Merck may appeal to Supreme Court after again losing fight to protect Cubicin patents

Merck & Co. ($MRK) is running low on options after a federal appeals court Thursday again declined to back four patents that would have held at bay for 5 more years generics of the antibiotic Cubicin, the drug that was key to its $9.5 billion buyout of Cubist. Next up may be an appeal to the U.S. Supreme Court.

In a three-sentence statement, the Kenilworth, NJ-based drugmaker, said Thursday that a federal appeals court upheld a fifth patent, but that one expires next June anyway, potentially leaving only months before copies from Hospira and others could launch. The court invalidated four other patents that expire in 2019 and 2020. The company says it is "considering its next steps, which may include seeking further review" at the federal circuit level or the Supreme Court.

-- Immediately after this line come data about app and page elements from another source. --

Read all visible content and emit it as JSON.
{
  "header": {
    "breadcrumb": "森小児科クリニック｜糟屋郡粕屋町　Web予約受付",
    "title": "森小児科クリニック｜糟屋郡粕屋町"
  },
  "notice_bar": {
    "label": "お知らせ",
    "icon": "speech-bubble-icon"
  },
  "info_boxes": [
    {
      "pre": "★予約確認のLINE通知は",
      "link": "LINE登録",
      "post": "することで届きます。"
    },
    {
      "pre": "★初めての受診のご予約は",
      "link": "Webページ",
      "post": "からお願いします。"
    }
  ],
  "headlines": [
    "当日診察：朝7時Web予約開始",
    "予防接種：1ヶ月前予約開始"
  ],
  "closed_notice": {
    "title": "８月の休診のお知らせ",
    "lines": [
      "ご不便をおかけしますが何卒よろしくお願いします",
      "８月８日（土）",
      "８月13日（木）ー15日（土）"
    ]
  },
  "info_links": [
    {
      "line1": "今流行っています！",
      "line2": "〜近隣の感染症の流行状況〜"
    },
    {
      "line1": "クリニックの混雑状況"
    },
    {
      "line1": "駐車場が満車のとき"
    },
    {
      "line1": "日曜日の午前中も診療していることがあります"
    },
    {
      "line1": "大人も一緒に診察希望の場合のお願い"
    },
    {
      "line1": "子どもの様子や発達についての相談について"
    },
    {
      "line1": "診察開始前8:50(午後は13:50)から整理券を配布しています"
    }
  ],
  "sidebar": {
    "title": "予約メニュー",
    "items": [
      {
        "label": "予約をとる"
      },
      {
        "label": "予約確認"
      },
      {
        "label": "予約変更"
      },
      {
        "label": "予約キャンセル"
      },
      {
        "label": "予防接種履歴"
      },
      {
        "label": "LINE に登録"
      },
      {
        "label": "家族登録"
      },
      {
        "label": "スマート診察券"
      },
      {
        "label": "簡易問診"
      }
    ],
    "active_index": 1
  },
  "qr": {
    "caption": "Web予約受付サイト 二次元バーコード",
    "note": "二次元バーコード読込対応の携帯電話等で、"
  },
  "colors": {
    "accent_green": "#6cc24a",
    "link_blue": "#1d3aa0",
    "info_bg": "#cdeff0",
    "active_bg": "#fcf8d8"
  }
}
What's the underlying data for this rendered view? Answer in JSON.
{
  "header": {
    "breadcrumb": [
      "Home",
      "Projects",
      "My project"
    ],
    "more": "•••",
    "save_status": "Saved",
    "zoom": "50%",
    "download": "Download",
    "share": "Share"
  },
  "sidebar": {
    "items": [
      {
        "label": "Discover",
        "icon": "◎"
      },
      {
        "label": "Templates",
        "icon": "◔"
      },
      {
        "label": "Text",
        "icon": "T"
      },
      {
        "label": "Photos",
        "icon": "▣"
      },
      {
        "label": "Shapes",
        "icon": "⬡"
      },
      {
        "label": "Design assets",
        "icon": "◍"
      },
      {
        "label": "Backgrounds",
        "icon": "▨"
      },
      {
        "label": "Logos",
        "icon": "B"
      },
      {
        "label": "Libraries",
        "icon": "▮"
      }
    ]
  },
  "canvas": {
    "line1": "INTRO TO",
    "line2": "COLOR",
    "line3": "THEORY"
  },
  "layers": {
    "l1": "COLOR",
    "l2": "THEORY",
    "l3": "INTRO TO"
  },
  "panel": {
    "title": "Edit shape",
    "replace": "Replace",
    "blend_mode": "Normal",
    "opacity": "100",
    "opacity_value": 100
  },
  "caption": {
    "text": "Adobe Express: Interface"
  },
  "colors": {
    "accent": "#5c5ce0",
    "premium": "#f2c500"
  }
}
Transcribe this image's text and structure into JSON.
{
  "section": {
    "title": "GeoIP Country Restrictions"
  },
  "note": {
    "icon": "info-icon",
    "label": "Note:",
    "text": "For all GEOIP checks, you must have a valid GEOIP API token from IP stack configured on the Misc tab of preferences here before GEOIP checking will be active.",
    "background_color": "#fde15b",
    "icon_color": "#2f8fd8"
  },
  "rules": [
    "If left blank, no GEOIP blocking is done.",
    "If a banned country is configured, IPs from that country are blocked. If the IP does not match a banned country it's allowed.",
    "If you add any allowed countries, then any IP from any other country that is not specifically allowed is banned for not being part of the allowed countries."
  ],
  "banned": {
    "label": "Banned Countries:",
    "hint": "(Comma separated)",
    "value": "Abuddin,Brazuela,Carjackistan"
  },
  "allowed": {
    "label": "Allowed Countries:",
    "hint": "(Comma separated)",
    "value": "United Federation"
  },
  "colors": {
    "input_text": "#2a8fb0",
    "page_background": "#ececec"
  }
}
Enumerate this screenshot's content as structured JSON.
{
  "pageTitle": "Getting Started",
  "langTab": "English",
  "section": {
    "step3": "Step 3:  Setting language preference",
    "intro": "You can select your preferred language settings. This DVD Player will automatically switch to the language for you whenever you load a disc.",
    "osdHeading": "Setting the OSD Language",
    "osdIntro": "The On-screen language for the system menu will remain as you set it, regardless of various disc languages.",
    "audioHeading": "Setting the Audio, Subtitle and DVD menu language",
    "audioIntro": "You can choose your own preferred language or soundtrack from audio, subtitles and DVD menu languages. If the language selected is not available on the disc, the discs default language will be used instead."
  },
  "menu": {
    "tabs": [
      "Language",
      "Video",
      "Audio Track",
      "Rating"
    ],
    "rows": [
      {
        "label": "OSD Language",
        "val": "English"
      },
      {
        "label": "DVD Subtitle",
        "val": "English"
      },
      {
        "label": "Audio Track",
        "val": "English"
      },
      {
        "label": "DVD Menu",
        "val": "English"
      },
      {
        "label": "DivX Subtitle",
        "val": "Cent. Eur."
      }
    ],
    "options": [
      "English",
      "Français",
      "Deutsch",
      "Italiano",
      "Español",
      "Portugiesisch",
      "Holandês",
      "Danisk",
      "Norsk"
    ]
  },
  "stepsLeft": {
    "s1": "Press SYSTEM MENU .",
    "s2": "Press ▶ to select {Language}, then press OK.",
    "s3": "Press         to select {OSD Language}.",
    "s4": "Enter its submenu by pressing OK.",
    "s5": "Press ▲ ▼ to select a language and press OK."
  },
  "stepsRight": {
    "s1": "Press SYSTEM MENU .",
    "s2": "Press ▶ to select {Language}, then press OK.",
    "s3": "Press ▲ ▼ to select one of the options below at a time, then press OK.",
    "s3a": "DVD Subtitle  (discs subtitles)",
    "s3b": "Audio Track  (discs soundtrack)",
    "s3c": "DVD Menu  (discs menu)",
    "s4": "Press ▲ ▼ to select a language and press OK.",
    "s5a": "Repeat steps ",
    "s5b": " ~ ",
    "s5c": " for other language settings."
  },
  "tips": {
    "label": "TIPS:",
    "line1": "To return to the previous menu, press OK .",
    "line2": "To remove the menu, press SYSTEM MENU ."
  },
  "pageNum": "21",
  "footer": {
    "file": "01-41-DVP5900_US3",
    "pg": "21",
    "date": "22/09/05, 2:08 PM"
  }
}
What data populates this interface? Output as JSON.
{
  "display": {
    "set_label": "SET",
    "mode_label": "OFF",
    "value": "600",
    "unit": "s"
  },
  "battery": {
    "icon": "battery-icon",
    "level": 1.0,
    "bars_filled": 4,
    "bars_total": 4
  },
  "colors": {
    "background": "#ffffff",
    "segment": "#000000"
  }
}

The initial ruling came last December, just hours after Merck announced the deal to buy Cubist. Merck CEO, Ken Frazier immediately assured investors all was fine and that the deal would provide them with "both incremental and long-term value."

Perhaps, but the math on the deal is much different without exclusive sales of Cubicin, Cubist's best-selling drug by far, for the next 5 years. Analysts have said that without exclusivity for Cubicin, Merck may have overpaid for Cubist by $2 billion to $3 billion.

Merck should get the $1 billion revenue bump for 2015 that it projected from the deal. In the first 9 months, Cubicin had revenues of $805 million, up 7% from its sales for Cubist last year, $325 million of that in the third quarter. And if it wins pediatric exclusivity, that would hold off generics till almost the end of the year.

Now Merck will be looking for Zerbaxa, a new antibiotic approved by the FDA shortly after the initial patent loss news, to do as much as possible to make up Cubicin's lost revenue. Analysts expect the antibiotic for treating infections caused by Gram-negative bacteria to bring in about $560 million in 2018 sales.

It is not the only hard-to-swallow news that Merck has served up recently about generic competition. In its Q3 earnings report last month, it said that sales of blockbuster Remicade, were off 13% to $442 million in the last quarter as highly discounted biosimilars in Europe stole market share. Overall, Merck's third-quarter revenue declined to $10.1 billion from $10.6 billion the same period last year, but earnings were up on lower costs, including operating cuts and a big decline in restructuring charges. The company slightly raised its EPS guidance for the year, to $3.55 to $3.65 from $3.45 to $3.55.

- here's Merck's statement